Nearly everyone will face anxiety in their life, it’s a normal part of being human. But what happens when it takes over your days? For people with Generalized Anxiety Disorder, their experience can include debilitating mental and emotional effects and even physical symptoms.
The Difference Between Generalized Anxiety Disorder and Feeling Anxious
Generalized Anxiety Disorder (GAD) goes beyond feeling anxious. Many describe it as not only feeling worried but worrying about everything all the time. GAD can cause people to become so fixated on different worries and concerns that they are unable to focus on anything else. These feelings are so severe and excessive that they can impact the person’s day-to-day life and interfere with regular activities that most people do without thinking.
GAD will demonstrate various symptoms that a person can watch out for.
Symptoms of GAD can include:
- Fixating or obsessing over small or large concerns that are likely out of proportion to the event itself
- Inability to let go of a worry or concern
- Excessive worrying
- Inability to relax, feeling restless or on edge
- Feeling distress over basic decision making for fear of making the wrong choice
- Difficulty coping with uncertainty or indecisiveness
- Mentally carrying every possible outcome of a decision or situation to its possible negative conclusion
People with GAD also often can experience physical symptoms associated with their disorder.
Physical symptoms can include:
- Trouble Sleeping
- Being easily startled
- Muscle tension
- Trembling or feeling twitchy
- Nausea, diarrhea or irritable bowel syndrome
- Memory problems
It’s important to note that Generalized Anxiety Disorder is not the same as Panic Disorder, in which people experience recurring, unexpected and severe panic attacks.
Only a doctor can properly address and diagnose Generalized Anxiety Disorder. If you feel you are experiencing anxiety symptoms, make an appointment with your General Practitioner. It is helpful to mention that your appointment is about mental health assessment so they are aware in advance.
Your doctor will ask a variety of questions related to your anxiety. From here, he or she can gain a better understanding of the types of anxiety you are experiencing. Depending on your symptoms and situation, they may refer you to a psychiatrist in order to obtain a more accurate diagnosis.
If you suffer from Generalized Anxiety Disorder, know that there are great treatment options available to help mitigate your symptoms.
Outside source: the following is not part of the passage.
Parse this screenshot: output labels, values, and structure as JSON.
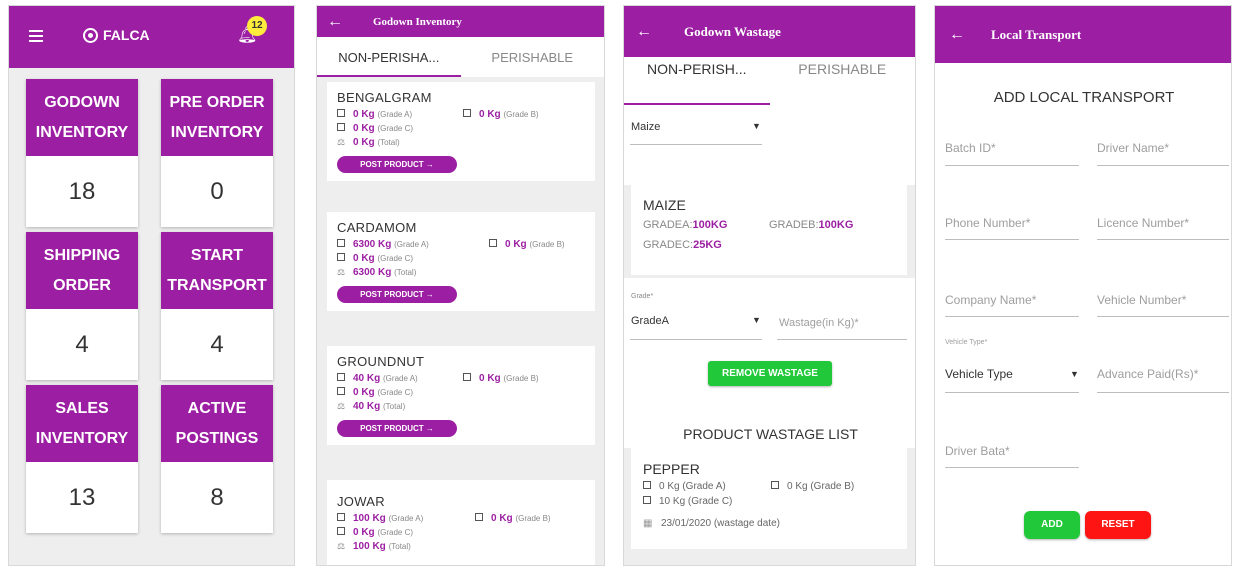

There are a wide variety of medications available to help with GAD such as Zoloft, Prozac, Buspirone, and many others. If you prefer alternatives to medication, supportive therapies such as Cognitive Behavioral Therapy can help. This type of therapy can help a patient examine negative thought patterns and introduce coping skills to slow the anxiety spirals typically associated with GAD.
Furthermore, experts suggest lifestyle changes to support GAD symptom reduction. These include healthy eating, physical activity, meditation, reducing caffeine intake, as well as avoiding recreational drugs and alcohol.
When Generalized Anxiety Disorder leads to Substance Abuse and Addiction
The debilitating symptoms associated with GAD often lead people to self-medicate in order to escape their constant feelings of worry and fear. As such, it is a common Co-occurring Disorder seen with substance abuse and addiction. However, it’s important to note that substances like alcohol and drugs do not address the root cause of the problem. Often people who self-medicate have not sought medical attention for their condition and self-medicating rarely achieves the effect sufferers desire. Not only that but it leads to a whole host of other problems in the form of Substance Use Disorder (SUD) and addiction.
Co-Occurring Disorders create a vicious cycle unless treated holistically. Treatment for only addiction means the underlying reason for using has not been addressed, and when the person still feels the perpetual anxiety after treatment, they are likely to relapse and go back to using. Similarly, if only the anxiety is treated, the person is still suffering from addiction. Addiction typically fuels mental health disorders and can exacerbate the underlying mental health issues. Thus, comprehensive mental health and addiction treatment, usually in an established treatment center, are necessary to address the root cause and ensure the best chance for long-term recovery.
If you are struggling with substance use or addiction of any kind and are in need of help, please don’t hesitate to get in touch. Harmony Recovery Group specialize in treating substance use disorder, addiction and co-occurring disorders to help you achieve the life you deserve to live. Contact us anytime, we are here to help.